In the end though, my companies tended to still look like every other tech company. Maybe more gay men and a few more women, but nowhere near what I would have liked. It was incredibly depressing.


I bet you can send your leftover shirts to Capital Technology University and their female professors and students can wear 'em. When did a student turn down a free shirt?

Aut viam inveniam aut faciam!


The article fails to mention that it was just last year that Berkeley got an even split on their introductory CS class. Does he know what is meant by “pipeline”, or is he deliberately misleading with that anecdote?

IT is very demanding on all levels. If you’re just starting out, expect long hours, if you move up the responsibility chain, you’ll need to allow for more and more availability until it invariably reaches 24/7. Of course, the more organized the company you work for, the better prepared they are to avoid working you to death. But the only way to escape this is to move into a management role.

It’s been my experience that there isn’t any real understanding by management professionals on how to build/structure/grow an effective IT department. Business school seems to shy away from properly building on this subject, so much so that the classic path: “From mailboy to CEO” is just not available in the IT world. the stigma that IT workers are not “people persons”, (People people?), is something that is a sort of self perpetuating myth. In fact, if a coder moves into a management role, and sticks with it for too long, its going to be very hard to get another coding job in the future.

Maybe, just maybe, we need to look at women staying away from the field as a sort of a “dead canary” telling us something’s horribly wrong, and should stop trying to shove more canaries in because “they keep dying”.


Why not see if there’s a local high school group who could use them?

Aloisius, I have over 30 years as an applications programmer and moved to the Bay Area over two years ago. I peppered Silicon Valley with my resume and got no takers.

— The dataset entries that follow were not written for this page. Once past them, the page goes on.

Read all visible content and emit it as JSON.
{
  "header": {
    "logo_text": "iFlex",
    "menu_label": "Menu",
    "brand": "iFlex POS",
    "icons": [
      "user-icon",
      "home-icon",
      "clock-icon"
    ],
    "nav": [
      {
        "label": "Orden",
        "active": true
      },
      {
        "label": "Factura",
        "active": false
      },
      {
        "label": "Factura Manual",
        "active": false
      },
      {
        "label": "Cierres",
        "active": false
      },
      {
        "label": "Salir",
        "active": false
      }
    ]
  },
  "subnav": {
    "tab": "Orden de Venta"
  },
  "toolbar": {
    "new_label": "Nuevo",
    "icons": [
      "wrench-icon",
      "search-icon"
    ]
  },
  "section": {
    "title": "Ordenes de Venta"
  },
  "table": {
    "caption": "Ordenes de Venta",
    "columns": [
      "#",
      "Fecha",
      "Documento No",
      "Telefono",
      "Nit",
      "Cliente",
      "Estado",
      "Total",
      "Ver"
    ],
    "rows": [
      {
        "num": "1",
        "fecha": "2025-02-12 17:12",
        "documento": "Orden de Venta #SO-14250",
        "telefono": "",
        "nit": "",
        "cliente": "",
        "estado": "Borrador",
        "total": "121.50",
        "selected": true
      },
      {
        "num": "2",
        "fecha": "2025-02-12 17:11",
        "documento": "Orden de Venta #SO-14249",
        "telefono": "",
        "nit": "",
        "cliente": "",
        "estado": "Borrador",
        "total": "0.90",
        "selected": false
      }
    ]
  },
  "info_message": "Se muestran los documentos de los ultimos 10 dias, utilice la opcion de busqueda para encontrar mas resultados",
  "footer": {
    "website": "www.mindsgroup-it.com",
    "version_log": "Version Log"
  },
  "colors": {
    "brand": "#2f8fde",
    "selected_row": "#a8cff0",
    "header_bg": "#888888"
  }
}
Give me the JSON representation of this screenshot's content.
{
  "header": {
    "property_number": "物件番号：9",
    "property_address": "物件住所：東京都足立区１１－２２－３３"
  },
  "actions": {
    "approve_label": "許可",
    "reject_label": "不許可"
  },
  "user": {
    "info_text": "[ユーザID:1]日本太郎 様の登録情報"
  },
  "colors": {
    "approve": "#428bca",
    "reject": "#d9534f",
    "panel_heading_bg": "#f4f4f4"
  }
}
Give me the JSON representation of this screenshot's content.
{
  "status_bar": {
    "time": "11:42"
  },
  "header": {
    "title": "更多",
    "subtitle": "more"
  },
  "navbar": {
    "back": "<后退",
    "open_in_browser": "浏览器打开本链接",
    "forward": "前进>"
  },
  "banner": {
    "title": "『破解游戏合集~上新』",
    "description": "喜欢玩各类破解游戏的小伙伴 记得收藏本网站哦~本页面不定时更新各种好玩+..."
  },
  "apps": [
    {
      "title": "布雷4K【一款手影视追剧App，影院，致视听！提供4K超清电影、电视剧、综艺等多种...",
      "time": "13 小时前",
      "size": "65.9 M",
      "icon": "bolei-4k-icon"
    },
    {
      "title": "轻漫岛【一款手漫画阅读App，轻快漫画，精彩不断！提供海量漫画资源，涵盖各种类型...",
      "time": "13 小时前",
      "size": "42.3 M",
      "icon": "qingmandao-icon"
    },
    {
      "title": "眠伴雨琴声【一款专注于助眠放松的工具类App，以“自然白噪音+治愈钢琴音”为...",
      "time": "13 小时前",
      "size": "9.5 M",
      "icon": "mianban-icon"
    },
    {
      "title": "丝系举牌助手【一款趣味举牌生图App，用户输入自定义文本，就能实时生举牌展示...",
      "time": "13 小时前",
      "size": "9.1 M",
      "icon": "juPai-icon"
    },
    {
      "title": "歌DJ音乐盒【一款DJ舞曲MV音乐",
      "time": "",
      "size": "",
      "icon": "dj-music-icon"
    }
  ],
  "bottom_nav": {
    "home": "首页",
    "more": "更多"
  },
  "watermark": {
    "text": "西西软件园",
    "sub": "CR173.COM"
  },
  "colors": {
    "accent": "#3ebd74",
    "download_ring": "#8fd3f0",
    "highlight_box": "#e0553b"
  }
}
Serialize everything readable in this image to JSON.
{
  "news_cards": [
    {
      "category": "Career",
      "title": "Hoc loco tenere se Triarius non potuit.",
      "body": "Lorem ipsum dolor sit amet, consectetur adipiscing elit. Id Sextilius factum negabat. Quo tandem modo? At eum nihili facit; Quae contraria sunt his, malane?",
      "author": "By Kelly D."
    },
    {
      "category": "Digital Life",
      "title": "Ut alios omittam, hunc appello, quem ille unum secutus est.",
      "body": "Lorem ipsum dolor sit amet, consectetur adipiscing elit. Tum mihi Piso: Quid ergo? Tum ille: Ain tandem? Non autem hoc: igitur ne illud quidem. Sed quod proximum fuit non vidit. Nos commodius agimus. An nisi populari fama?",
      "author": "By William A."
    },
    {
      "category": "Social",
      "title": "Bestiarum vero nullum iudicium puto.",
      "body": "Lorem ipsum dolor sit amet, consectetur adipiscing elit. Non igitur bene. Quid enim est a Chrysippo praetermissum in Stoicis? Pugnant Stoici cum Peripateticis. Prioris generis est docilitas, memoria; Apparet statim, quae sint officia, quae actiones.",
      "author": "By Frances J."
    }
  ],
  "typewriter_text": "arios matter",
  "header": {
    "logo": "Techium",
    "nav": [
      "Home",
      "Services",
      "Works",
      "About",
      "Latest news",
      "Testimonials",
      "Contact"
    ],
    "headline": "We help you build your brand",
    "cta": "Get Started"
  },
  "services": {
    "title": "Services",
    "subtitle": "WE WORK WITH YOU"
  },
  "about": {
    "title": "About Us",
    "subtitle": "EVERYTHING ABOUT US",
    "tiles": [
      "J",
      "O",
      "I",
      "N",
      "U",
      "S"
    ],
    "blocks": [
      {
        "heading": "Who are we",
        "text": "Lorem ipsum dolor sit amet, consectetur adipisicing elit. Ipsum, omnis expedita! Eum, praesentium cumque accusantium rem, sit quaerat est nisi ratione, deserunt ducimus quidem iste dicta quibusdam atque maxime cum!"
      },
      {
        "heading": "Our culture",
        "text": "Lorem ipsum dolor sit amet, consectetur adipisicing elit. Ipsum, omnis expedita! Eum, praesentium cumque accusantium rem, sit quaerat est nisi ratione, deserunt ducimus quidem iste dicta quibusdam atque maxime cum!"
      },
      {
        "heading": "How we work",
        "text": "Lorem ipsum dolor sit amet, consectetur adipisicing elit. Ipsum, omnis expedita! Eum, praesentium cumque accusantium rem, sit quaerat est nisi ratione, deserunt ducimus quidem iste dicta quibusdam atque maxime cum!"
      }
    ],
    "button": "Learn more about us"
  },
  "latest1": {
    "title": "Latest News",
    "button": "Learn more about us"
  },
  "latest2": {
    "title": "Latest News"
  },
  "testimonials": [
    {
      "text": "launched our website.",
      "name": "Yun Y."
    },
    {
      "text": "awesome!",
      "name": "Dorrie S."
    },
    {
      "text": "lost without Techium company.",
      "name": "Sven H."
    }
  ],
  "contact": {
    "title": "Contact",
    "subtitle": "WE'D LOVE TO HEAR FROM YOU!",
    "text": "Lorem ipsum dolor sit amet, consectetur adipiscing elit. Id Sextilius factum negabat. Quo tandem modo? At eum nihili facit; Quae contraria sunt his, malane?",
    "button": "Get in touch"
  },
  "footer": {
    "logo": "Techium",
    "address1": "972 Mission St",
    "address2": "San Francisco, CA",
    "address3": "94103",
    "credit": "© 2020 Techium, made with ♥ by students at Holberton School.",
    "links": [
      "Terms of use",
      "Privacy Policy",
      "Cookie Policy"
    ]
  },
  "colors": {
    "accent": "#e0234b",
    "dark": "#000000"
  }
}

While it’s nice that companies in the Valley are now publishing race, ethnicity and gender demographics, they are not saying anything about age. I think I am “too old” for them.

Well? F- them! If they don’t want my experience, I don’t want their product.


Yup. I did 80-hour weeks the first 4 years of my career. Then I did a stint at a bank that new how to treat people right. After that, another consulting gig and 80-hour weeks for 3 years. I am SO done with that!

I got out of front line security tech in my 30s and moved to security governance, now in my 40s I am wanting out of that too. Commisserating with a friend of mine around the same age who is still front line we both agree that the reason we want out is “the culture”. Its very hard for me to honestly tell a young person to pursue any kind of “career” in IT in any aspect any more.

I’ll take a Men’s small :smile:

Certainly my engineering industry doesn’t seem very family friendly (and it’s worse in the US - not getting any time off when my son was born was a bit of a shock, I think I’d have got 2 weeks Paternity leave in the UK, as a recent hire in the US I didn’t even qualify for unpaid time off) and clearly it’s very male dominated. Some flexible working is okay, although management is always trying to pull it back.

In my experience women have been much better represented at the junior/mid levels of management than at the engineering or executive level. If I had to guess, I’d imagine that the women who aren’t put off by the industry are those who are determined, so they do well, until they hit that glass ceiling. Just a guess, though.

Thinking back to my uni days, there was one woman in my specific subject (of 15/20 students or so?), and I’d say that was about the same split across the whole engineering faculty, I’d reckon.

Now there’s something interesting I’d never considered before. the older you get, the harder it is to get a job, sure, everybody knows this, but other than modeling and possibly sports, IT workers are considered old faster than in many professions.

How does this relate to the culture at large? When all you’ve got is twenty something’s in an office and people in their 30’s are seasoned pro’s and a couple of “really old” people in their 40’s are the oldest people around, well, what kind of culture can grow in such an environment?